Task directions:
Please return each record below exactly, with nothing left out.

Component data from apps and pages

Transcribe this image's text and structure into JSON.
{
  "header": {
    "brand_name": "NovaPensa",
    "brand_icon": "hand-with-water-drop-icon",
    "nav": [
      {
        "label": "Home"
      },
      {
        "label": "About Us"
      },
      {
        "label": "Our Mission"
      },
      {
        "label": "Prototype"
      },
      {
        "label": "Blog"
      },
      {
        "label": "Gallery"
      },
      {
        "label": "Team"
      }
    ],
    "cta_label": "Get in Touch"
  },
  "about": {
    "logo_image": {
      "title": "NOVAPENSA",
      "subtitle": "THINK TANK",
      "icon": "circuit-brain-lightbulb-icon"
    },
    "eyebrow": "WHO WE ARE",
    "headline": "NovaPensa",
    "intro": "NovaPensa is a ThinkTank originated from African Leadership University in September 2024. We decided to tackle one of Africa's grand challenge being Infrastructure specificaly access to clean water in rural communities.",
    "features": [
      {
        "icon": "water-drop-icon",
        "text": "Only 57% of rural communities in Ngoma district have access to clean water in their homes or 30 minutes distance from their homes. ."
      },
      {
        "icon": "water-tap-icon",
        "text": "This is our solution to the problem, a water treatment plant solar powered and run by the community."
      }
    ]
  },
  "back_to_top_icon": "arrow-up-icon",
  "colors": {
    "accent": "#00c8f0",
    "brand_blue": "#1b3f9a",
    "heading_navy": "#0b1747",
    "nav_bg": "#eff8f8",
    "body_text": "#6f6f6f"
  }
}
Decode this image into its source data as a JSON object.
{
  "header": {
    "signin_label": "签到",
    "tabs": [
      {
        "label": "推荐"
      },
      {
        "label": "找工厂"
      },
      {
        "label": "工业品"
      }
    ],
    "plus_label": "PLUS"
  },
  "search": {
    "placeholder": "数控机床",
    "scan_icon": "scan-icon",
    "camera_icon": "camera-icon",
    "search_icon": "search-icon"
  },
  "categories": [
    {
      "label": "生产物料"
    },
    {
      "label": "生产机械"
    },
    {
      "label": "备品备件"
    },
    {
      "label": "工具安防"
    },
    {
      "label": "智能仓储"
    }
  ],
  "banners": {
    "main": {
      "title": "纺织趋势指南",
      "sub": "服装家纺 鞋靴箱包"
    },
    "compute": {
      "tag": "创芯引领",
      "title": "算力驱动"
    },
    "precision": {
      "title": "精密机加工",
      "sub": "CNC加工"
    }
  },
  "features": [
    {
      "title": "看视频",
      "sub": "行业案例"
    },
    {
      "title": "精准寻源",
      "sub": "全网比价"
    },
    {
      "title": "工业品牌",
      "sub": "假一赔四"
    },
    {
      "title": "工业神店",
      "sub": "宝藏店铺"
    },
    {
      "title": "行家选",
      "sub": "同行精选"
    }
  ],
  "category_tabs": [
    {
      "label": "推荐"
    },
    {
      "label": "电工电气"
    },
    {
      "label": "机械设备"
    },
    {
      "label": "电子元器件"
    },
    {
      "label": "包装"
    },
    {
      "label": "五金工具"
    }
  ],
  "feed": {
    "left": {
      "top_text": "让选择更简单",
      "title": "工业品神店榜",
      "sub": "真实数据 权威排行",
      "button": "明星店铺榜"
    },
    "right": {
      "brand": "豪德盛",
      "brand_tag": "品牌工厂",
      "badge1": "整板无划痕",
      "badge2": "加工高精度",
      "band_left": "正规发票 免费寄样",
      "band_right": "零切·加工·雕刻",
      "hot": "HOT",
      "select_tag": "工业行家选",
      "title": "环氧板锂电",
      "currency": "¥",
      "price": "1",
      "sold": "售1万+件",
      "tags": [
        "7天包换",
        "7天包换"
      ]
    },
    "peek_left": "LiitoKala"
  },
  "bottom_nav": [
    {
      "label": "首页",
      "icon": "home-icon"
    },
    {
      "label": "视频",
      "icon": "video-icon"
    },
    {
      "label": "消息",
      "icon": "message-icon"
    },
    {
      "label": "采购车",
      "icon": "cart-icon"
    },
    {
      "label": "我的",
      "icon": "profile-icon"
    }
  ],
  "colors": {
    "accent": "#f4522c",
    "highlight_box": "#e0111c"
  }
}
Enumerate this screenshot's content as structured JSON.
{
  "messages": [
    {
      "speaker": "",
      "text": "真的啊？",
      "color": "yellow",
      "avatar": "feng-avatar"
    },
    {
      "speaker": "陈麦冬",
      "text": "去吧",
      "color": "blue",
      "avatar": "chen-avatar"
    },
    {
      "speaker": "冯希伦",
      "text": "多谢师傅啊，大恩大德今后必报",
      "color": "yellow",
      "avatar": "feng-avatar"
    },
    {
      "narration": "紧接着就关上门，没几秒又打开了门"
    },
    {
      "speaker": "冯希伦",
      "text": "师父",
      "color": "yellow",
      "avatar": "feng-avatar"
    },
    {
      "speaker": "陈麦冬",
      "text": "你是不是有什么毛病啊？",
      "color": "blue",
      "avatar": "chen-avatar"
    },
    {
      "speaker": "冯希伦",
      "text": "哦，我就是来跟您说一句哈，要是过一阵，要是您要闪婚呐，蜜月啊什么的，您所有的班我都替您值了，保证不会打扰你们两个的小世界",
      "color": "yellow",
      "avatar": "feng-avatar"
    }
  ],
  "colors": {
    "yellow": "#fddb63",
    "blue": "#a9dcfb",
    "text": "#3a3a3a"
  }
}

Answer for the task:
Transcribe this image's text and structure into JSON.
{
  "header": {
    "brand_name": "NovaPensa",
    "brand_icon": "hand-with-water-drop-icon",
    "nav": [
      {
        "label": "Home"
      },
      {
        "label": "About Us"
      },
      {
        "label": "Our Mission"
      },
      {
        "label": "Prototype"
      },
      {
        "label": "Blog"
      },
      {
        "label": "Gallery"
      },
      {
        "label": "Team"
      }
    ],
    "cta_label": "Get in Touch"
  },
  "about": {
    "logo_image": {
      "title": "NOVAPENSA",
      "subtitle": "THINK TANK",
      "icon": "circuit-brain-lightbulb-icon"
    },
    "eyebrow": "WHO WE ARE",
    "headline": "NovaPensa",
    "intro": "NovaPensa is a ThinkTank originated from African Leadership University in September 2024. We decided to tackle one of Africa's grand challenge being Infrastructure specificaly access to clean water in rural communities.",
    "features": [
      {
        "icon": "water-drop-icon",
        "text": "Only 57% of rural communities in Ngoma district have access to clean water in their homes or 30 minutes distance from their homes. ."
      },
      {
        "icon": "water-tap-icon",
        "text": "This is our solution to the problem, a water treatment plant solar powered and run by the community."
      }
    ]
  },
  "back_to_top_icon": "arrow-up-icon",
  "colors": {
    "accent": "#00c8f0",
    "brand_blue": "#1b3f9a",
    "heading_navy": "#0b1747",
    "nav_bg": "#eff8f8",
    "body_text": "#6f6f6f"
  }
}
Decode this image into its source data as a JSON object.
{
  "header": {
    "signin_label": "签到",
    "tabs": [
      {
        "label": "推荐"
      },
      {
        "label": "找工厂"
      },
      {
        "label": "工业品"
      }
    ],
    "plus_label": "PLUS"
  },
  "search": {
    "placeholder": "数控机床",
    "scan_icon": "scan-icon",
    "camera_icon": "camera-icon",
    "search_icon": "search-icon"
  },
  "categories": [
    {
      "label": "生产物料"
    },
    {
      "label": "生产机械"
    },
    {
      "label": "备品备件"
    },
    {
      "label": "工具安防"
    },
    {
      "label": "智能仓储"
    }
  ],
  "banners": {
    "main": {
      "title": "纺织趋势指南",
      "sub": "服装家纺 鞋靴箱包"
    },
    "compute": {
      "tag": "创芯引领",
      "title": "算力驱动"
    },
    "precision": {
      "title": "精密机加工",
      "sub": "CNC加工"
    }
  },
  "features": [
    {
      "title": "看视频",
      "sub": "行业案例"
    },
    {
      "title": "精准寻源",
      "sub": "全网比价"
    },
    {
      "title": "工业品牌",
      "sub": "假一赔四"
    },
    {
      "title": "工业神店",
      "sub": "宝藏店铺"
    },
    {
      "title": "行家选",
      "sub": "同行精选"
    }
  ],
  "category_tabs": [
    {
      "label": "推荐"
    },
    {
      "label": "电工电气"
    },
    {
      "label": "机械设备"
    },
    {
      "label": "电子元器件"
    },
    {
      "label": "包装"
    },
    {
      "label": "五金工具"
    }
  ],
  "feed": {
    "left": {
      "top_text": "让选择更简单",
      "title": "工业品神店榜",
      "sub": "真实数据 权威排行",
      "button": "明星店铺榜"
    },
    "right": {
      "brand": "豪德盛",
      "brand_tag": "品牌工厂",
      "badge1": "整板无划痕",
      "badge2": "加工高精度",
      "band_left": "正规发票 免费寄样",
      "band_right": "零切·加工·雕刻",
      "hot": "HOT",
      "select_tag": "工业行家选",
      "title": "环氧板锂电",
      "currency": "¥",
      "price": "1",
      "sold": "售1万+件",
      "tags": [
        "7天包换",
        "7天包换"
      ]
    },
    "peek_left": "LiitoKala"
  },
  "bottom_nav": [
    {
      "label": "首页",
      "icon": "home-icon"
    },
    {
      "label": "视频",
      "icon": "video-icon"
    },
    {
      "label": "消息",
      "icon": "message-icon"
    },
    {
      "label": "采购车",
      "icon": "cart-icon"
    },
    {
      "label": "我的",
      "icon": "profile-icon"
    }
  ],
  "colors": {
    "accent": "#f4522c",
    "highlight_box": "#e0111c"
  }
}
Enumerate this screenshot's content as structured JSON.
{
  "messages": [
    {
      "speaker": "",
      "text": "真的啊？",
      "color": "yellow",
      "avatar": "feng-avatar"
    },
    {
      "speaker": "陈麦冬",
      "text": "去吧",
      "color": "blue",
      "avatar": "chen-avatar"
    },
    {
      "speaker": "冯希伦",
      "text": "多谢师傅啊，大恩大德今后必报",
      "color": "yellow",
      "avatar": "feng-avatar"
    },
    {
      "narration": "紧接着就关上门，没几秒又打开了门"
    },
    {
      "speaker": "冯希伦",
      "text": "师父",
      "color": "yellow",
      "avatar": "feng-avatar"
    },
    {
      "speaker": "陈麦冬",
      "text": "你是不是有什么毛病啊？",
      "color": "blue",
      "avatar": "chen-avatar"
    },
    {
      "speaker": "冯希伦",
      "text": "哦，我就是来跟您说一句哈，要是过一阵，要是您要闪婚呐，蜜月啊什么的，您所有的班我都替您值了，保证不会打扰你们两个的小世界",
      "color": "yellow",
      "avatar": "feng-avatar"
    }
  ],
  "colors": {
    "yellow": "#fddb63",
    "blue": "#a9dcfb",
    "text": "#3a3a3a"
  }
}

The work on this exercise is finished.